Guest Post: Key Bats for the Yankees in 2013

Spring Training has begun and it's time to start forgetting about this lousy winter and set our sights on baseball! As a diehard New York Yankees fan, even I am a little concerned about the age of the team and I wonder how far into the Playoffs they can go (if indeed they make the post-season, which isn't necessarily a sure thing.) Here is a guest post that examines a few of the key hitters for Bronx Bombers in 2013, despite their budget-conscious spending, to hopefully help their weakened lineup. 

Key Offseason Bats Acquired by the 2013 New York Yankees

by Jerome Manson

Jerome Manson is a sports enthusiast who enjoys both watching games and writing about them. When he is not cheering on his team from the stands, Jerome is blogging about The NFL  for

The 2012-2013 offseason campaign for the New York Yankees can be characterized, besides the most recent muddle concerning Alex Rodriguez and performance enhancing drugs, as uneventful. The Yankees didn’t make a very large splash during free agency, but I’d argue they didn’t really need to. They finished with the best record in the AL East, good enough for the third best overall record in Major League Baseball.

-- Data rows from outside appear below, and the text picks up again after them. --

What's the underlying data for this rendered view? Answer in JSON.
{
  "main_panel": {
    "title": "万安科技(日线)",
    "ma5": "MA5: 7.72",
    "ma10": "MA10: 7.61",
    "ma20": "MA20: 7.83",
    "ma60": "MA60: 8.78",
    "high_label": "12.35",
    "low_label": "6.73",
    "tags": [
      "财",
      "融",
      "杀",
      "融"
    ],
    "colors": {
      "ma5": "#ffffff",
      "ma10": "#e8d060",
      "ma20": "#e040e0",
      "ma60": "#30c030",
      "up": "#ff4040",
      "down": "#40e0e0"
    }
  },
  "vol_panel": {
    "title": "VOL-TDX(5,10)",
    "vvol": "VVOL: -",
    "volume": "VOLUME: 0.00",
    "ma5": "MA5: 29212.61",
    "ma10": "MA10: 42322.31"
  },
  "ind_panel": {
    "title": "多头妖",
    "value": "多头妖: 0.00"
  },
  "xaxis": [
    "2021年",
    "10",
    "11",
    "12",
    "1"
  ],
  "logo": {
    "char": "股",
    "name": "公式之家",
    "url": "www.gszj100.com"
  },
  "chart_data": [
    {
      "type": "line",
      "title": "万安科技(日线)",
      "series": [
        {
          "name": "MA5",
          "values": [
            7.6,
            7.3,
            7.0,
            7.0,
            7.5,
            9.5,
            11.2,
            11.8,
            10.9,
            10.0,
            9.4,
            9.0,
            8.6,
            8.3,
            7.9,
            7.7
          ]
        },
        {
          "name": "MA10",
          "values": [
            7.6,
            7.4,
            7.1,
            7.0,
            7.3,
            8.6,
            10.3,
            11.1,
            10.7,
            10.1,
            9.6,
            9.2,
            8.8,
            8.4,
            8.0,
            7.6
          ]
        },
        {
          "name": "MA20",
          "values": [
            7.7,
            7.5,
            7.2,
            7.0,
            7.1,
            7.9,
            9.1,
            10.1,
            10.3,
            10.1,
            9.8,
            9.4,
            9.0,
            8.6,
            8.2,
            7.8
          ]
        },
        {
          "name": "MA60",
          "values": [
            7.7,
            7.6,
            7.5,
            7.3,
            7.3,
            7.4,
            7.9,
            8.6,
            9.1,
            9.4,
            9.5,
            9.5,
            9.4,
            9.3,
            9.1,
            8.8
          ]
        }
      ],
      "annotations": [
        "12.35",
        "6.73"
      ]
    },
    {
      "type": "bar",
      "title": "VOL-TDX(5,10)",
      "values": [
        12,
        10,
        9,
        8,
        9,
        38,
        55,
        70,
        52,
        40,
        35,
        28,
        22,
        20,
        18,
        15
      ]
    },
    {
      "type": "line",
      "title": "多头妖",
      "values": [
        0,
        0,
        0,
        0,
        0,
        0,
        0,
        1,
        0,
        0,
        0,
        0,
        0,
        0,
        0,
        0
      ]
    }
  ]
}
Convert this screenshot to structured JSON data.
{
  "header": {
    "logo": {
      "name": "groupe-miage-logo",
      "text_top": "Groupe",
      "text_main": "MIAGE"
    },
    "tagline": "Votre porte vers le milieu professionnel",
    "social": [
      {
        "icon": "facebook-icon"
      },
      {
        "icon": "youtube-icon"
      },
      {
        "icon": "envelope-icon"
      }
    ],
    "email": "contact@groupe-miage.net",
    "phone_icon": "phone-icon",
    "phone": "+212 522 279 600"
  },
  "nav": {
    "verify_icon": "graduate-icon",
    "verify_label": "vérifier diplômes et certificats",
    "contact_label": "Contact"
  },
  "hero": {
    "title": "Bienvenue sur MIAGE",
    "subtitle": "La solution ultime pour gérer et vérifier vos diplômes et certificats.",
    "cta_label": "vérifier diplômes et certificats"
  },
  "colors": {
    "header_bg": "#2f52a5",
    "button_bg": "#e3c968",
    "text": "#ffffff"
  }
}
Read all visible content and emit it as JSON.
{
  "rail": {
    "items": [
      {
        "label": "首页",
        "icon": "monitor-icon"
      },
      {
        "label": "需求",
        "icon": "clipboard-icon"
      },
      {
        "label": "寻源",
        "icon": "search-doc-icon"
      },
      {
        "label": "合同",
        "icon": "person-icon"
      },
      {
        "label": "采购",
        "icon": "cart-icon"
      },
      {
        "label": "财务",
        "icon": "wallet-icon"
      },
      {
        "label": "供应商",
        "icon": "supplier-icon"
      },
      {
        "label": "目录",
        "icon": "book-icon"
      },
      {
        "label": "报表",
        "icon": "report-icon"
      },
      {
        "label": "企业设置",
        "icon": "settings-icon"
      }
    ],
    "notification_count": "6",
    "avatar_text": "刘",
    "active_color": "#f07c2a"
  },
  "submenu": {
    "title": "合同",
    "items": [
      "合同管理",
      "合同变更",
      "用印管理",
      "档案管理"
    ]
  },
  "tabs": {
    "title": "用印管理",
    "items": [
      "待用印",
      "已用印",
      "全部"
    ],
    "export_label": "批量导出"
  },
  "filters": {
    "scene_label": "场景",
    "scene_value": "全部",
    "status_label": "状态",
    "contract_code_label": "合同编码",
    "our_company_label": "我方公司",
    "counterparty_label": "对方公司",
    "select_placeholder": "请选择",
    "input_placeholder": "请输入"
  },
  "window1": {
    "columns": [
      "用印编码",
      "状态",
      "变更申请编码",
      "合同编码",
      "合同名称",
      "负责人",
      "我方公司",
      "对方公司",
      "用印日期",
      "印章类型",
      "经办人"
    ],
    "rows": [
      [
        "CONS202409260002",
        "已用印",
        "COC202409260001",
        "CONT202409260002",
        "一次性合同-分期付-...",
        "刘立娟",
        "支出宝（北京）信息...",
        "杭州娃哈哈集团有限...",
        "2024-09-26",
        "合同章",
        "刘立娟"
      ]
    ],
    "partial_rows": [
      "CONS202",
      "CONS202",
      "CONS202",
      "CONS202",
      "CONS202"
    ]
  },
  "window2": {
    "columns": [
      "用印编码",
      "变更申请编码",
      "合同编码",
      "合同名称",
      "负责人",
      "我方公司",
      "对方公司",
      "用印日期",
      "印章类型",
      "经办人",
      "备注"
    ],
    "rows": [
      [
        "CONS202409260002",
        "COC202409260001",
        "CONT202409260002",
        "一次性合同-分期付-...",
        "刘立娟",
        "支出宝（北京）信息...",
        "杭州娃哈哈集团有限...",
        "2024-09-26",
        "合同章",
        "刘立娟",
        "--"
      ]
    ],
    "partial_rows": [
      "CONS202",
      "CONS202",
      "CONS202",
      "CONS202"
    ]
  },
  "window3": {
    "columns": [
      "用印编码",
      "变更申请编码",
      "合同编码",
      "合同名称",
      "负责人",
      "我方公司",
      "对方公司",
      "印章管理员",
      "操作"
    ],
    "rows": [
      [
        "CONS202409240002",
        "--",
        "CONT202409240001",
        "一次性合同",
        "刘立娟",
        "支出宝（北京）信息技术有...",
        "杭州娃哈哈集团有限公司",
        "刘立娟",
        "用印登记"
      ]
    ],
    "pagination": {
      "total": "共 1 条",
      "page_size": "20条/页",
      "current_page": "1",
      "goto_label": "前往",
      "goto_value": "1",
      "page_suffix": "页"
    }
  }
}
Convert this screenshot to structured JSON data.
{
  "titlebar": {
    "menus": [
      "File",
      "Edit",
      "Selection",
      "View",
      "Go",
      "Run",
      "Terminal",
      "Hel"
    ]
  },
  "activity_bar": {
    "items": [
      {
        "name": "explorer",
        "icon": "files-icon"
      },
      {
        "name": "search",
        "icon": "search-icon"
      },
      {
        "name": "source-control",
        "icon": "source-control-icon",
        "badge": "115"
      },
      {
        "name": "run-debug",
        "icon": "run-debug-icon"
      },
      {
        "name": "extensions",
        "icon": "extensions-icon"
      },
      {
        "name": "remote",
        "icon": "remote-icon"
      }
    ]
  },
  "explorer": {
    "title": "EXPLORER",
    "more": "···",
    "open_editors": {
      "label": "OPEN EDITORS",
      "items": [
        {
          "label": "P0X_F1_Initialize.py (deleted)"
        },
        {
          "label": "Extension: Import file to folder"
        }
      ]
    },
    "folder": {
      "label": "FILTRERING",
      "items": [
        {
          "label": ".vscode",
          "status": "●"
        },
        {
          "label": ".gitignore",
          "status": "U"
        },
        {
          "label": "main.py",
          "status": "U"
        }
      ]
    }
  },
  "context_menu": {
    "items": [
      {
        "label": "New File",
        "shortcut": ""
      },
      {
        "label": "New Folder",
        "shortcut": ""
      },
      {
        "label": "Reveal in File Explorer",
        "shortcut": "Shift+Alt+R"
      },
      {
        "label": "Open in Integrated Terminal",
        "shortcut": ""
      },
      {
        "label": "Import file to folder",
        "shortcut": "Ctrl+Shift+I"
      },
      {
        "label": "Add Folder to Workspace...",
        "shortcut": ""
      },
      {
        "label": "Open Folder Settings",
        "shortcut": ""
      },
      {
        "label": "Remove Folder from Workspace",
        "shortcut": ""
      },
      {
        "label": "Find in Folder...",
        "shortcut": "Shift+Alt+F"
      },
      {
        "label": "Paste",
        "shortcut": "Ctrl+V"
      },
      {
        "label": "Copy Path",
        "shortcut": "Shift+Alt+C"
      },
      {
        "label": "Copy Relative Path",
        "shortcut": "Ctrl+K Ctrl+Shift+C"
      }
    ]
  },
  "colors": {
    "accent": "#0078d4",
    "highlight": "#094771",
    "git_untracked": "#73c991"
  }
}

Then we get the American League Divisional Series. The Detroit Tigers pummeled the Yankees to the tune of a 4-0 series win. The Yankees were gone from the postseason, it seemed, before they even got there. Not to mention the Yankees narrowly squeaked by the Orioles in the American League Divisional Series. Regardless of last season, 2013 brings upon us a brand new campaign. One winner and 29 losers. For the Yankees to compete deep in the postseason they’ll need to avoid key injuries, such as to Mariano Rivera or Joba Chamberlain as well as get consistent play from Derek Jeter, Mark Teixeira, and Brett Gardner. Here are some of the notable additions to the 2013 Yankees heading into spring training.

Kevin Youkilis and the Return of Brett Gardner
These players ranked 3rd and 4th among active players in pitches seen per plate appearance, respectively. If both can keep this trend going and take opposing pitchers deep into counts, it should provide better chances for Robinson Cano, Mark Teixeira, and others in other parts of the order.


I envision Kevin Youkilis batting either 6th or 7th as Designated Hitter or third (base) on most nights. If he can fill in for injuries, days-off, etc. and consistently bat .260-.270, I think the Yankees should consider him a worthy investment. It’ll be interesting to see what will happen when Alex Rodriguez gets back from hip surgery, but whoever provides the better defensive consistency the other will see most time at DH. The kicker here is that Youk hasn’t batted above .258 since 2010, so let’s hope his bat reawakens in 2013.


Gardner returns to the Yankees after suffering an elbow injury that sidelined him for much of the 2012 season. What the Yankees primarily lost were stolen bases and outfield range. In 2011, Gardner led off for the Yankees and finished the season tied for 1st in the American League in stolen bases. He also does a great job saving runs as the Yankees were combined for minus-two in defensive runs saved last season.

Ichiro Suzuki

In addition to Gardner providing speed and range, Ichiro is back this year. Not acquired this offseason, but close enough. (He joined the team in late 2012 and had a productive debut with the Yankees.) Ichiro may only slightly resemble what he once was in Seattle, but what is left is still a solid player who can provide run support and base-running ability. He batted .322 in 67 games for the Yankees last year with 21 stolen bases. A realistic batting average in the range of .300 with 30-40 bases would be great for a team that ranked 22nd in stolen bases.

In comparison to past years, the Yankees don’t have to rely on the long ball as much this year. They’ve got decent speed in the lineup and good base-running ability in Ichiro and Brett Gardner. Youkilis should provide another good fill-in, but let’s hope his bat can liven up a bit for this season. The Yankees didn’t do much in the offseason, but really didn’t have to. We’ll see how that philosophy fares this year.